The Ramappa temple at Palampet in Telangana's Warangal has been conferred the tag of UNESCO World Heritage site, the Culture Ministry said on 25 July 2021. A consensus was reached in this regard during the ongoing virtual meet of the World Heritage Committee. While Norway opposed the inscription, Russia led an effort to have the temple recognised as a World Heritage Site. A consensus of 17 countries supported the move.

A brief description on the Rudreswara (Ramappa) Temple

  1. The Rudreswara temple was constructed in 1213 AD during the reign of the Kakatiya Empire by RecharlaRudra, a general of Kakatiya king Ganapati Deva.
  2. The presiding deity is Ramalingeswara Swamy. It is also known as the Ramappa temple, after the sculptor who executed the work in the temple for 40 years.
  3. The temple complexes of Kakatiyas have a distinct style, technology and decoration exhibiting the influence of the Kakatiyan sculptor.
  4. The Ramappa Temple is a manifestation of this and often stands as a testimonial to the Kakatiyan creative genius.
  5. The temple stands on a 6 feet high star-shaped platform with walls, pillars and ceilings adorned with intricate carvings that attest to the unique skill of the Kakatiyan sculptors.
  6. The sculptural art and decoration specific to the time and Kakatiyan Empire have an outstanding universal value.
  7. The distinct style of Kakatiyas for the gateways to temple complexes unique only to this region confirms the highly evolved proportions of aesthetics in temple and town gateways in South India.
  8. European merchants and travelers were mesmerized by the beauty of the temple and one such traveler had remarked that the temple was the "brightest star in the galaxy of medieval temples of the Deccan".

UNESCO WORLD HERITAGE STATUS

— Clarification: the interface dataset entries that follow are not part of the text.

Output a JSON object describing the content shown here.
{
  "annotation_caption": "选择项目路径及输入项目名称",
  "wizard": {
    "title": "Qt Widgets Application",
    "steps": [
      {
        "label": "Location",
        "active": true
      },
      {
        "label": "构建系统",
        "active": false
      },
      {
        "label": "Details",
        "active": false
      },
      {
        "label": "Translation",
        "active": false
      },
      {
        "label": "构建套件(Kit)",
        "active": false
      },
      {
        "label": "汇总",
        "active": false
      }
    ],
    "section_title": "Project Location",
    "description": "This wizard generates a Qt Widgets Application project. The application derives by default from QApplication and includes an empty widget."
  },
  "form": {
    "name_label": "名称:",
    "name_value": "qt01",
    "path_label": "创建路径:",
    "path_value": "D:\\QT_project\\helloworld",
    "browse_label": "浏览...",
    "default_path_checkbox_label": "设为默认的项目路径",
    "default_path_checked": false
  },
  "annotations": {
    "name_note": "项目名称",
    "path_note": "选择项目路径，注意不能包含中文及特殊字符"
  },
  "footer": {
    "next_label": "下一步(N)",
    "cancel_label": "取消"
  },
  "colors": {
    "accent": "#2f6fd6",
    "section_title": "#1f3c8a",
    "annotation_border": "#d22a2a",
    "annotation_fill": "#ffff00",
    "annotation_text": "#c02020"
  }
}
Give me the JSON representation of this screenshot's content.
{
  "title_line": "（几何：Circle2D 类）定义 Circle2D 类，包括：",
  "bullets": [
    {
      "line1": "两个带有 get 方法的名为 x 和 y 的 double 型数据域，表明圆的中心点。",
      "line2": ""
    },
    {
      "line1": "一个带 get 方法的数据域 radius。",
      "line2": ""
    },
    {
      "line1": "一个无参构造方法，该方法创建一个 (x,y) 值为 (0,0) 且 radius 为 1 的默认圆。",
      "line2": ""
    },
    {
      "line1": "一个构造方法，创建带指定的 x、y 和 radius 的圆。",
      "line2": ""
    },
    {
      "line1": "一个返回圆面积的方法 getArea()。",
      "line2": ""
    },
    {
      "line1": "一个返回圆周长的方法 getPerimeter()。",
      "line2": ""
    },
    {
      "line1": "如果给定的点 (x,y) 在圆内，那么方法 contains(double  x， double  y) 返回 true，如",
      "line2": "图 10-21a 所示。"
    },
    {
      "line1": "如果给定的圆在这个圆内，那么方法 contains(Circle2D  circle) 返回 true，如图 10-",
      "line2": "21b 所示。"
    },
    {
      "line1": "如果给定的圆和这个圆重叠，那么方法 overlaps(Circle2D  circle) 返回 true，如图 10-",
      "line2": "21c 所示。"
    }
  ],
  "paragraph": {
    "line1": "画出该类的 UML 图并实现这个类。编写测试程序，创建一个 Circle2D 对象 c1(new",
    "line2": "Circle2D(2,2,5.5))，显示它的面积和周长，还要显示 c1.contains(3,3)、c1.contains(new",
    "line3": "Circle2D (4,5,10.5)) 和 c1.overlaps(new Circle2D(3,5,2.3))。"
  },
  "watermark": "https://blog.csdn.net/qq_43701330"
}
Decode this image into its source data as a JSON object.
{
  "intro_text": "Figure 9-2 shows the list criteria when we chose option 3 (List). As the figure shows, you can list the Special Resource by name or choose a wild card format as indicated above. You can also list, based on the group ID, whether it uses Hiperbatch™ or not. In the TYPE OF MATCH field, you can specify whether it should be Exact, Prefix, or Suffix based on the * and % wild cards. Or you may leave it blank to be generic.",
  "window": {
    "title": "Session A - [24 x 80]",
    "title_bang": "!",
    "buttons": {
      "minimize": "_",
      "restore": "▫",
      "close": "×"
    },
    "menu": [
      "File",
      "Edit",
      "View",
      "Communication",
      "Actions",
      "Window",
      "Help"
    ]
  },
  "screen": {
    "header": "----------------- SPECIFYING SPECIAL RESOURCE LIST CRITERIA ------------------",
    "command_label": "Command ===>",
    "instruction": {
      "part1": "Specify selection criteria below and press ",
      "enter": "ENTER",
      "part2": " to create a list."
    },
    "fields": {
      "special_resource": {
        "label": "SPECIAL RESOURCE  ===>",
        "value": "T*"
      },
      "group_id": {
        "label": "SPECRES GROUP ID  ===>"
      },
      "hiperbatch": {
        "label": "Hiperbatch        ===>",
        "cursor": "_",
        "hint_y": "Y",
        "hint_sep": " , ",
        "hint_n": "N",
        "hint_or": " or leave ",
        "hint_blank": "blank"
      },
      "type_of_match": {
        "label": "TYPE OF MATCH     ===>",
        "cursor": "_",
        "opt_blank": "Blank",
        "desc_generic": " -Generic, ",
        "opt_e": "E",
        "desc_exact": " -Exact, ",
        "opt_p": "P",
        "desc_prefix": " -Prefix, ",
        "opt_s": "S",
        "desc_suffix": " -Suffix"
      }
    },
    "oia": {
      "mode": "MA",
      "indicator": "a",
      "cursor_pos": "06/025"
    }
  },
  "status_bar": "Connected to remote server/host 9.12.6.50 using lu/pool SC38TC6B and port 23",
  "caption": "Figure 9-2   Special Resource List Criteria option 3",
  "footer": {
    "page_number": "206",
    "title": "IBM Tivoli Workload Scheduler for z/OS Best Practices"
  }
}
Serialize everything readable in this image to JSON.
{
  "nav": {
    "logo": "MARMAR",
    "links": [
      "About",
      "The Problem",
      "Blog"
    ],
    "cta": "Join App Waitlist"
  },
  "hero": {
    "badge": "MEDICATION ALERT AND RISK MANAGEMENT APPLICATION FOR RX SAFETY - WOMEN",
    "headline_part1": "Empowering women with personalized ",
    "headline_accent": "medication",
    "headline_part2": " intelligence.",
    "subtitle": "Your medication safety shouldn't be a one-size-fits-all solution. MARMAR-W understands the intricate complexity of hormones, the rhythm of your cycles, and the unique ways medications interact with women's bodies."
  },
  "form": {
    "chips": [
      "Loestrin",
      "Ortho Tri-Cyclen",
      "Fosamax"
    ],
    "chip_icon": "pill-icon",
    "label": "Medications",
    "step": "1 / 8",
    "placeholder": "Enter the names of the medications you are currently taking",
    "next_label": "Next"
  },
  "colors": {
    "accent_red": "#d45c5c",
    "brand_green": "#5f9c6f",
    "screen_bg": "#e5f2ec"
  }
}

  1. The “Rudreshwara (Ramappa) Temple” has been on the UNESCO Tentative List since 15 April 2014. The dossier was created by the Telangana state government.
  2. The “Rudreshwara (Ramappa) Temple” dossier, along with the dossier for Jaipur City, was submitted to the World Heritage Centre in 2018.
  3. It was prioritised for the inscription process in the year 2019, and an International Council on Monuments and Sites (ICOMOS) expert evaluated the site in September 2019.
  4. Additional information, as requested by WHC, was duly submitted in the months of October 2019 and February 2020.
  5. The decision on the inscription was set to be announced at the 44th World Health Assembly meeting in Fuzhou, China, in May 2020. However, the committee meeting was cancelled due to the sudden outbreak of Covid-19.
  6. The decision will be made at the upcoming extended 44th Session in China later this year.
  7. The committee members generally base their decisions on the recommendations of the International Council on Monuments and Sites (ICOMOS) evaluation advisory body.